Hooded, armed men stood guard at the main junctions.
Meanwhile Libyan health ministry official Khaled Omar told reporters that 114 people had been killed and 445 wounded in four days of coalition strikes on Libya between Sunday and Wednesday.
Omar said 104 people were killed in Tripoli and its suburbs, while 10 were killed in Sirte, Gaddafi’s hometown, some 600 kilometres south of the capital.
Libya’s official Jana news agency announced that Gaddafi had decided to promote all serving soldiers, officers and security agents, as well as interior ministry employees.
The report came a day after the United States urged Libyan troops to stop fighting.
In Addis Ababa, a high-level delegation sent by the embattled Libyan leader joined African Union talks on the crisis, which also included EU, UN, Arab League and Islamic Conference representatives and said Tripoli was ready to implement a road map envisaged by the conference.
The AU roadmap calls for an immediate end to all hostilities, “cooperation on the part of the relevant Libyan authorities to facilitate humanitarian aid,” and “protection for all foreign nationals, including African migrant workers”.
At Nato headquarters, military planners were drawing up plans to take over the broader mission in anticipation of a decision by ambassadors of the 28-nation alliance on Sunday, Nato officials said.

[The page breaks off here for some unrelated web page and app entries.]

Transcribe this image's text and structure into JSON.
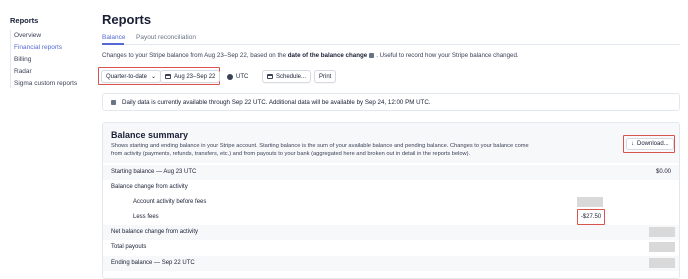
{
  "sidebar": {
    "title": "Reports",
    "items": [
      {
        "label": "Overview",
        "active": false
      },
      {
        "label": "Financial reports",
        "active": true
      },
      {
        "label": "Billing",
        "active": false
      },
      {
        "label": "Radar",
        "active": false
      },
      {
        "label": "Sigma custom reports",
        "active": false
      }
    ]
  },
  "header": {
    "title": "Reports",
    "tabs": [
      {
        "label": "Balance",
        "active": true
      },
      {
        "label": "Payout reconciliation",
        "active": false
      }
    ]
  },
  "description": {
    "prefix": "Changes to your Stripe balance from ",
    "range": "Aug 23–Sep 22",
    "middle": ", based on the ",
    "emph": "date of the balance change",
    "suffix": ". Useful to record how your Stripe balance changed."
  },
  "controls": {
    "period_label": "Quarter-to-date",
    "date_range": "Aug 23–Sep 22",
    "timezone": "UTC",
    "schedule_label": "Schedule...",
    "print_label": "Print"
  },
  "banner": {
    "text": "Daily data is currently available through Sep 22 UTC. Additional data will be available by Sep 24, 12:00 PM UTC."
  },
  "balance_summary": {
    "title": "Balance summary",
    "description": "Shows starting and ending balance in your Stripe account. Starting balance is the sum of your available balance and pending balance. Changes to your balance come from activity (payments, refunds, transfers, etc.) and from payouts to your bank (aggregated here and broken out in detail in the reports below).",
    "download_label": "Download...",
    "rows": [
      {
        "label": "Starting balance — Aug 23 UTC",
        "value": "$0.00"
      },
      {
        "label": "Balance change from activity",
        "value": ""
      },
      {
        "label": "Account activity before fees",
        "value": ""
      },
      {
        "label": "Less fees",
        "value": "-$27.50"
      },
      {
        "label": "Net balance change from activity",
        "value": ""
      },
      {
        "label": "Total payouts",
        "value": ""
      },
      {
        "label": "Ending balance — Sep 22 UTC",
        "value": ""
      }
    ]
  },
  "colors": {
    "accent": "#5469d4",
    "highlight": "#d9534f",
    "text": "#1a1f36",
    "muted": "#697386"
  }
}
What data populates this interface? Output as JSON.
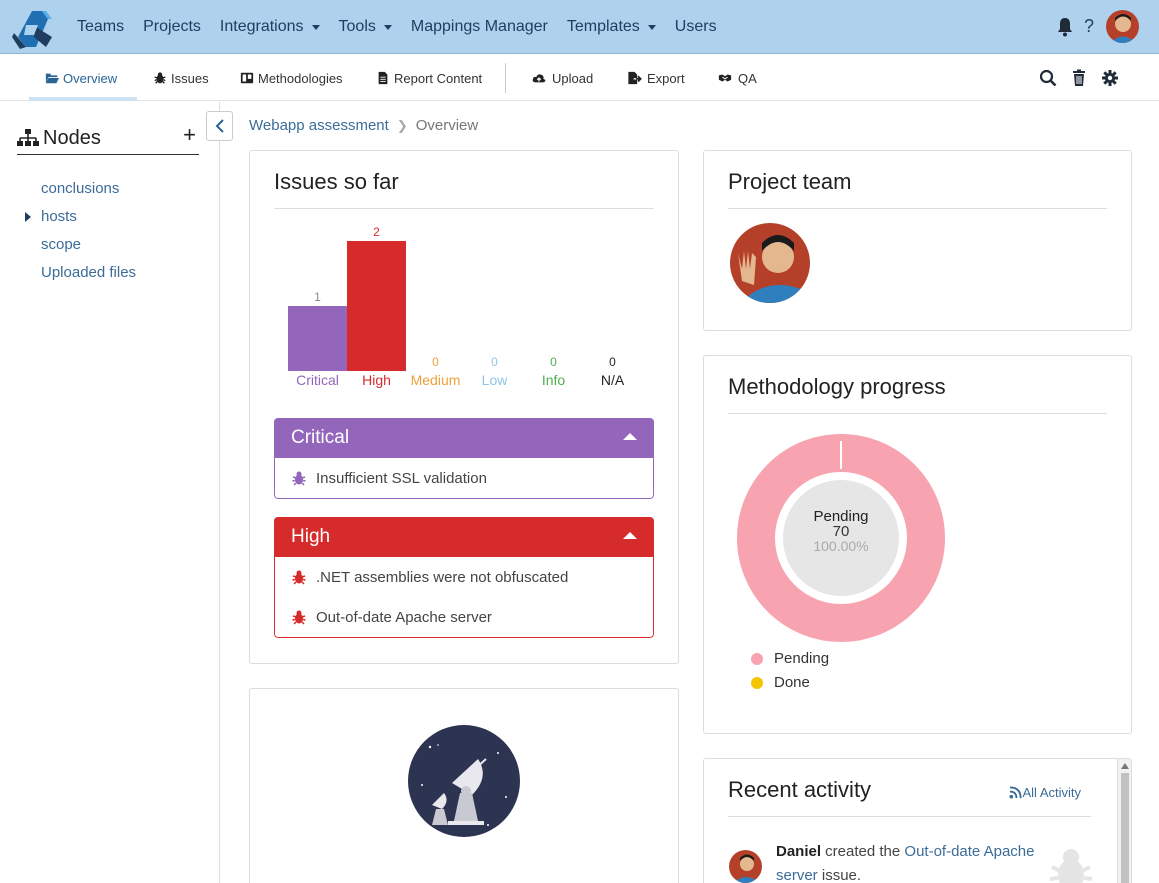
{
  "nav": {
    "items": [
      {
        "label": "Teams",
        "dropdown": false
      },
      {
        "label": "Projects",
        "dropdown": false
      },
      {
        "label": "Integrations",
        "dropdown": true
      },
      {
        "label": "Tools",
        "dropdown": true
      },
      {
        "label": "Mappings Manager",
        "dropdown": false
      },
      {
        "label": "Templates",
        "dropdown": true
      },
      {
        "label": "Users",
        "dropdown": false
      }
    ],
    "help": "?"
  },
  "subnav": {
    "overview": "Overview",
    "issues": "Issues",
    "methodologies": "Methodologies",
    "report_content": "Report Content",
    "upload": "Upload",
    "export": "Export",
    "qa": "QA"
  },
  "sidebar": {
    "title": "Nodes",
    "add": "+",
    "nodes": [
      {
        "label": "conclusions",
        "expandable": false
      },
      {
        "label": "hosts",
        "expandable": true
      },
      {
        "label": "scope",
        "expandable": false
      },
      {
        "label": "Uploaded files",
        "expandable": false
      }
    ]
  },
  "breadcrumb": {
    "project": "Webapp assessment",
    "current": "Overview"
  },
  "issues_card": {
    "title": "Issues so far",
    "groups": [
      {
        "name": "Critical",
        "color": "#9366bc",
        "items": [
          "Insufficient SSL validation"
        ]
      },
      {
        "name": "High",
        "color": "#d62b2b",
        "items": [
          ".NET assemblies were not obfuscated",
          "Out-of-date Apache server"
        ]
      }
    ]
  },
  "chart_data": {
    "type": "bar",
    "title": "",
    "categories": [
      "Critical",
      "High",
      "Medium",
      "Low",
      "Info",
      "N/A"
    ],
    "values": [
      1,
      2,
      0,
      0,
      0,
      0
    ],
    "colors": [
      "#9366bc",
      "#d62b2b",
      "#f0a13a",
      "#8ec6e6",
      "#4caf50",
      "#222222"
    ],
    "ylim": [
      0,
      2
    ]
  },
  "team_card": {
    "title": "Project team"
  },
  "methodology_card": {
    "title": "Methodology progress",
    "center_label": "Pending",
    "center_count": "70",
    "center_percent": "100.00%",
    "legend": [
      {
        "label": "Pending",
        "color": "#f8a3b0"
      },
      {
        "label": "Done",
        "color": "#f5c400"
      }
    ],
    "progress": {
      "pending": 70,
      "done": 0
    }
  },
  "activity_card": {
    "title": "Recent activity",
    "all_link": "All Activity",
    "entry": {
      "user": "Daniel",
      "text_before": " created the ",
      "link": "Out-of-date Apache server",
      "text_after": " issue."
    }
  },
  "colors": {
    "nav_bg": "#aed1ee",
    "link": "#3c6c98"
  }
}
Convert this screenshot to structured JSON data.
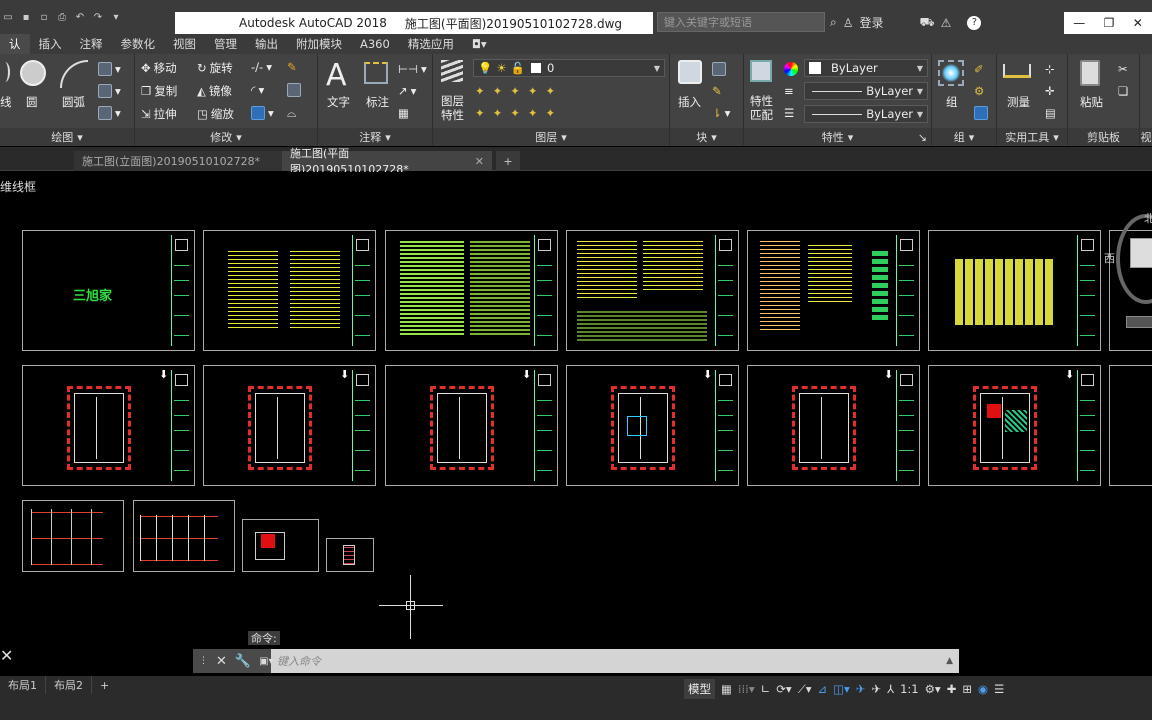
{
  "titlebar": {
    "app_name": "Autodesk AutoCAD 2018",
    "file_name": "施工图(平面图)20190510102728.dwg",
    "search_placeholder": "键入关键字或短语",
    "login_label": "登录"
  },
  "menu": {
    "tabs": [
      "认",
      "插入",
      "注释",
      "参数化",
      "视图",
      "管理",
      "输出",
      "附加模块",
      "A360",
      "精选应用"
    ],
    "active_index": 0
  },
  "ribbon": {
    "draw": {
      "title": "绘图",
      "line": "线",
      "circle": "圆",
      "arc": "圆弧"
    },
    "modify": {
      "title": "修改",
      "move": "移动",
      "rotate": "旋转",
      "copy": "复制",
      "mirror": "镜像",
      "stretch": "拉伸",
      "scale": "缩放"
    },
    "annotation": {
      "title": "注释",
      "text": "文字",
      "dimension": "标注"
    },
    "layers": {
      "title": "图层",
      "layer_props": "图层\n特性",
      "current_layer": "0"
    },
    "block": {
      "title": "块",
      "insert": "插入"
    },
    "properties": {
      "title": "特性",
      "match": "特性\n匹配",
      "color": "ByLayer",
      "linetype": "ByLayer",
      "lineweight": "ByLayer"
    },
    "groups": {
      "title": "组",
      "group": "组"
    },
    "utilities": {
      "title": "实用工具",
      "measure": "测量"
    },
    "clipboard": {
      "title": "剪贴板",
      "paste": "粘贴"
    },
    "view_title_partial": "视"
  },
  "doc_tabs": [
    {
      "label": "施工图(立面图)20190510102728*",
      "active": false
    },
    {
      "label": "施工图(平面图)20190510102728*",
      "active": true
    }
  ],
  "viewport": {
    "view_label": "维线框",
    "viewcube_north": "北",
    "viewcube_west": "西",
    "logo_text": "三旭家"
  },
  "command": {
    "label": "命令:",
    "placeholder": "键入命令"
  },
  "layout_tabs": [
    "布局1",
    "布局2"
  ],
  "statusbar": {
    "model_label": "模型",
    "scale_label": "1:1"
  },
  "colors": {
    "ribbon_bg": "#434343",
    "title_bg": "#3b3b3b",
    "canvas_bg": "#000000",
    "accent_blue": "#2f6fb7",
    "plan_wall_red": "#e0302a",
    "text_yellow": "#e8e83a"
  }
}
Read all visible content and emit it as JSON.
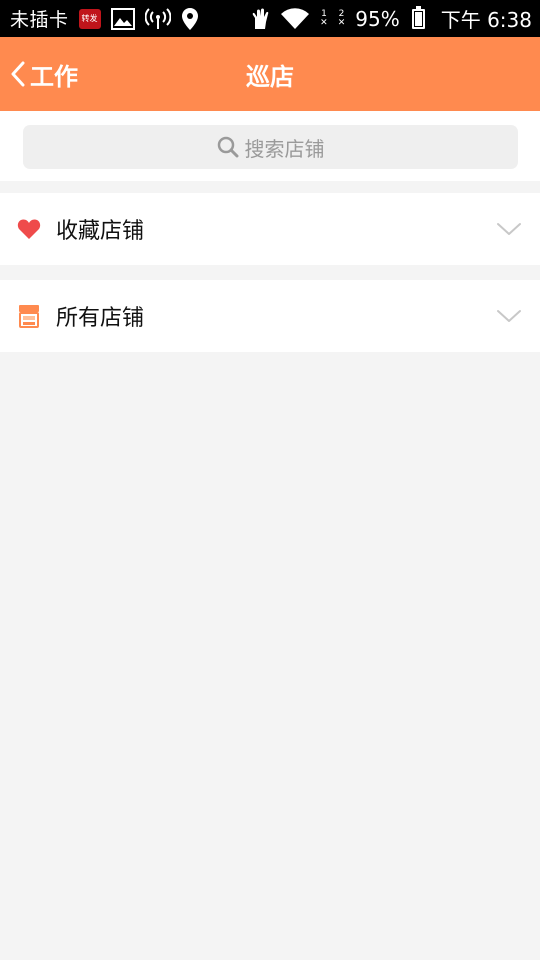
{
  "status_bar": {
    "carrier": "未插卡",
    "badge_text": "转发",
    "sim1": "1",
    "sim2": "2",
    "battery_pct": "95%",
    "time": "下午 6:38"
  },
  "navbar": {
    "back_label": "工作",
    "title": "巡店",
    "background": "#ff8a4f"
  },
  "search": {
    "placeholder": "搜索店铺"
  },
  "sections": [
    {
      "label": "收藏店铺",
      "icon": "heart-icon",
      "icon_color": "#ef4b4b"
    },
    {
      "label": "所有店铺",
      "icon": "store-icon",
      "icon_color": "#ff8a4f"
    }
  ]
}
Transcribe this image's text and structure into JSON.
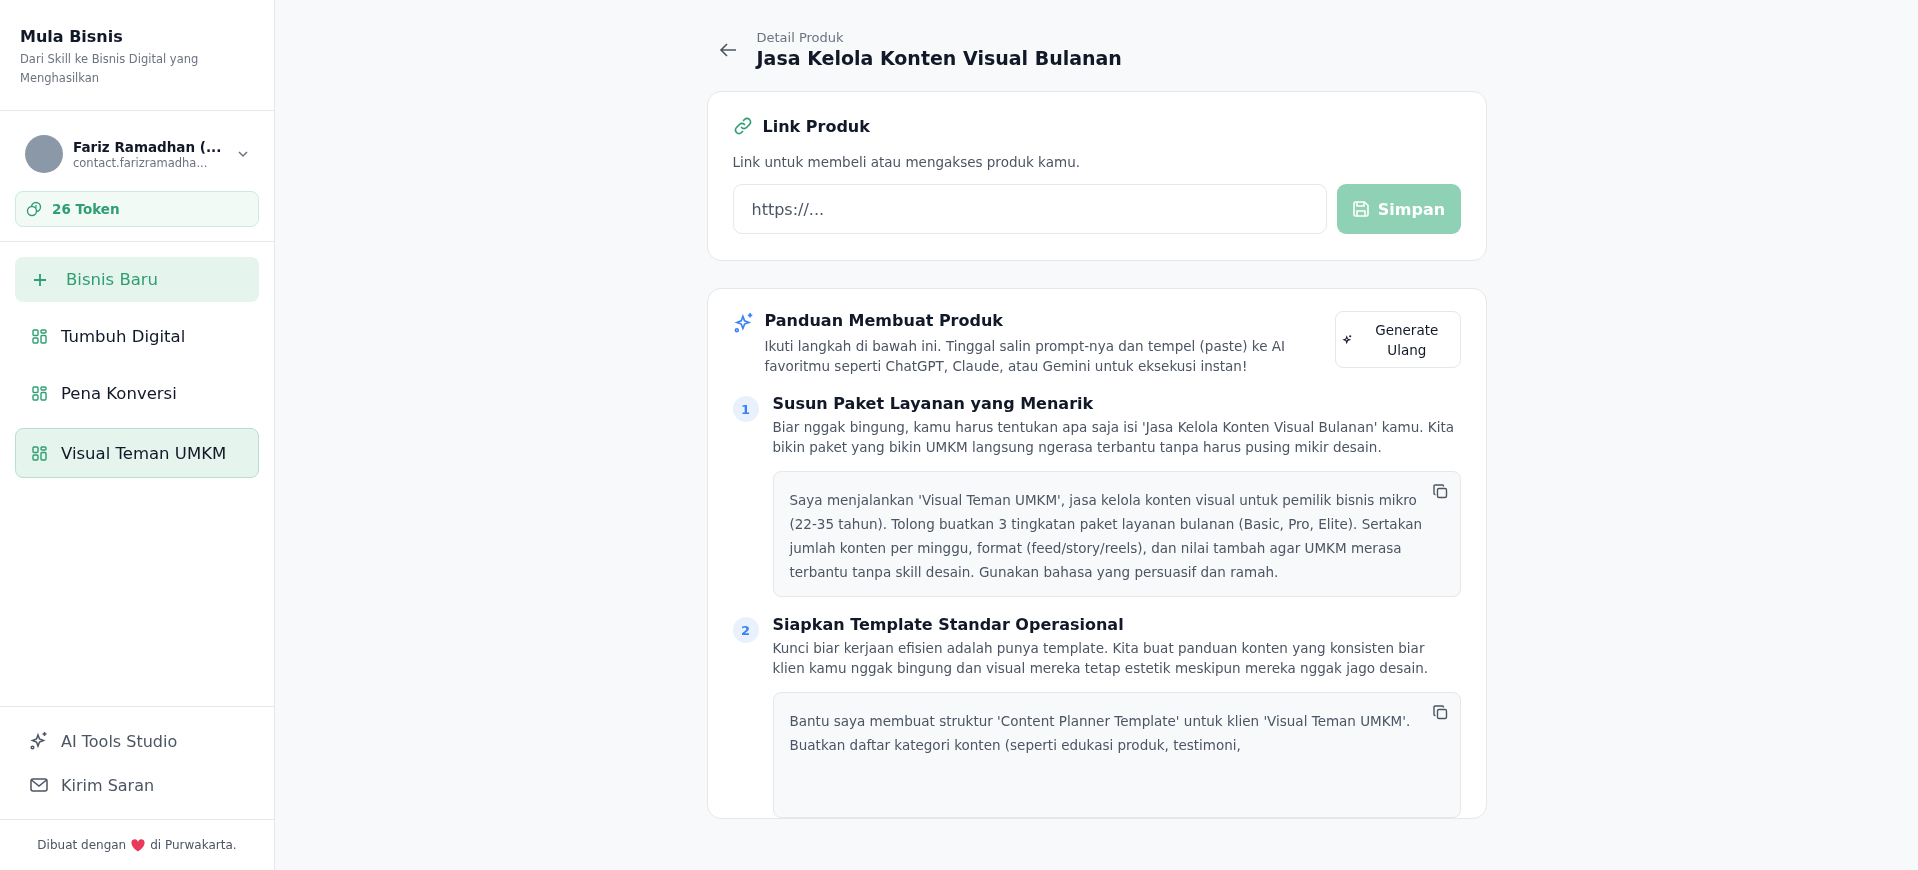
{
  "sidebar": {
    "brand": {
      "title": "Mula Bisnis",
      "subtitle": "Dari Skill ke Bisnis Digital yang Menghasilkan"
    },
    "user": {
      "name": "Fariz Ramadhan (...",
      "email": "contact.farizramadha..."
    },
    "tokens": "26 Token",
    "new_button": "Bisnis Baru",
    "items": [
      {
        "label": "Tumbuh Digital",
        "selected": false
      },
      {
        "label": "Pena Konversi",
        "selected": false
      },
      {
        "label": "Visual Teman UMKM",
        "selected": true
      }
    ],
    "bottom_links": [
      {
        "label": "AI Tools Studio",
        "kind": "sparkle"
      },
      {
        "label": "Kirim Saran",
        "kind": "mail"
      }
    ],
    "footer": {
      "before": "Dibuat dengan",
      "after": "di Purwakarta."
    }
  },
  "header": {
    "eyebrow": "Detail Produk",
    "title": "Jasa Kelola Konten Visual Bulanan"
  },
  "link_card": {
    "title": "Link Produk",
    "description": "Link untuk membeli atau mengakses produk kamu.",
    "field": {
      "placeholder": "https://..."
    },
    "save_button": {
      "label": "Simpan",
      "disabled": true
    }
  },
  "guide_card": {
    "title": "Panduan Membuat Produk",
    "description": "Ikuti langkah di bawah ini. Tinggal salin prompt-nya dan tempel (paste) ke AI favoritmu seperti ChatGPT, Claude, atau Gemini untuk eksekusi instan!",
    "regenerate_button": "Generate Ulang",
    "steps": [
      {
        "number": "1",
        "title": "Susun Paket Layanan yang Menarik",
        "description": "Biar nggak bingung, kamu harus tentukan apa saja isi 'Jasa Kelola Konten Visual Bulanan' kamu. Kita bikin paket yang bikin UMKM langsung ngerasa terbantu tanpa harus pusing mikir desain.",
        "prompt": "Saya menjalankan 'Visual Teman UMKM', jasa kelola konten visual untuk pemilik bisnis mikro (22-35 tahun). Tolong buatkan 3 tingkatan paket layanan bulanan (Basic, Pro, Elite). Sertakan jumlah konten per minggu, format (feed/story/reels), dan nilai tambah agar UMKM merasa terbantu tanpa skill desain. Gunakan bahasa yang persuasif dan ramah."
      },
      {
        "number": "2",
        "title": "Siapkan Template Standar Operasional",
        "description": "Kunci biar kerjaan efisien adalah punya template. Kita buat panduan konten yang konsisten biar klien kamu nggak bingung dan visual mereka tetap estetik meskipun mereka nggak jago desain.",
        "prompt": "Bantu saya membuat struktur 'Content Planner Template' untuk klien 'Visual Teman UMKM'. Buatkan daftar kategori konten (seperti edukasi produk, testimoni,"
      }
    ]
  }
}
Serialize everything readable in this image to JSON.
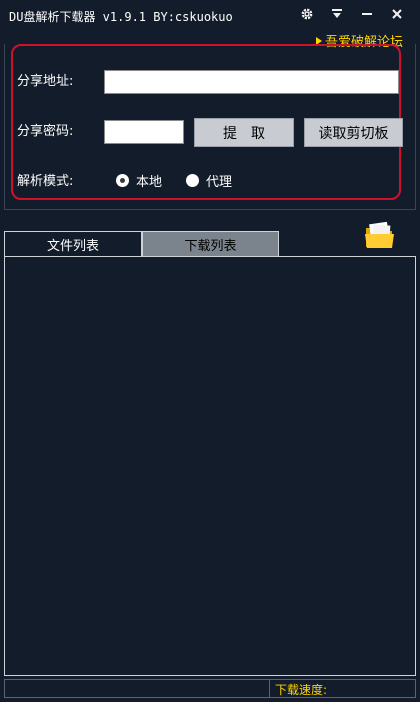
{
  "window": {
    "title": "DU盘解析下载器 v1.9.1 BY:cskuokuo",
    "controls": [
      "settings-icon",
      "dropdown-icon",
      "minimize-icon",
      "close-icon"
    ]
  },
  "forum_link": "吾爱破解论坛",
  "form": {
    "share_url_label": "分享地址:",
    "share_url_value": "",
    "share_pwd_label": "分享密码:",
    "share_pwd_value": "",
    "extract_button": "提　取",
    "read_clipboard_button": "读取剪切板",
    "mode_label": "解析模式:",
    "mode_options": [
      {
        "label": "本地",
        "selected": true
      },
      {
        "label": "代理",
        "selected": false
      }
    ]
  },
  "tabs": [
    {
      "label": "文件列表",
      "active": true
    },
    {
      "label": "下载列表",
      "active": false
    }
  ],
  "status": {
    "left": "",
    "speed_label": "下载速度:"
  },
  "colors": {
    "background": "#121c2a",
    "accent_red": "#d0112b",
    "link_yellow": "#ffd500"
  }
}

Until the alliance agrees to take over all operations, Nato’s task will be limited to preventing Gaddafi’s jets from flying while the coalition will continue to target artillery on the ground.
British Foreign Secretary William Hague said he expected Nato to take full command of military operations in Libya “within a matter of days”.
On Thursday, a Libyan war plane that had dared to flout the no-fly zone was destroyed by a French fighter after it landed in Misrata.
Coalition air strikes since Saturday have been targeting air defences in a bid to protect civilians under the terms of a UN resolution.
The US general in charge of the operation, General Carter Ham, said coalition forces imposing the no-fly zone “cannot be sure” there have been no civilian deaths, but are trying to be “very precise”.
The Pentagon said 12 countries were now taking part in the coalition seeking to enforce the no-fly zone, including Arab countries Qatar and the United Arab Emirates.
US Secretary of State Hillary Clinton said “significant progress” had been made in just five days, but that the “danger is far from over,” and Gaddafi’s forces “remain a serious threat to the safety of the people”.
She also underscored “crucial” Arab support for the operation, and praised Qatar and the UAE for joining the coalition.
And US President Barack Obama held a conference call on Friday with key congressional leaders on Libya and aides said he would speak to Americans soon amid rising domestic scrutiny of the mission.
Meanwhile, Libyan authorities moved to scotch rumours circulating in Tripoli that a fuel shortage was imminent, saying oil distribution companies had “large quantities” of fuel.
Reports of an oil shortage had circulated in recent days in the Libyan capital prompting endless queues at petrol stations.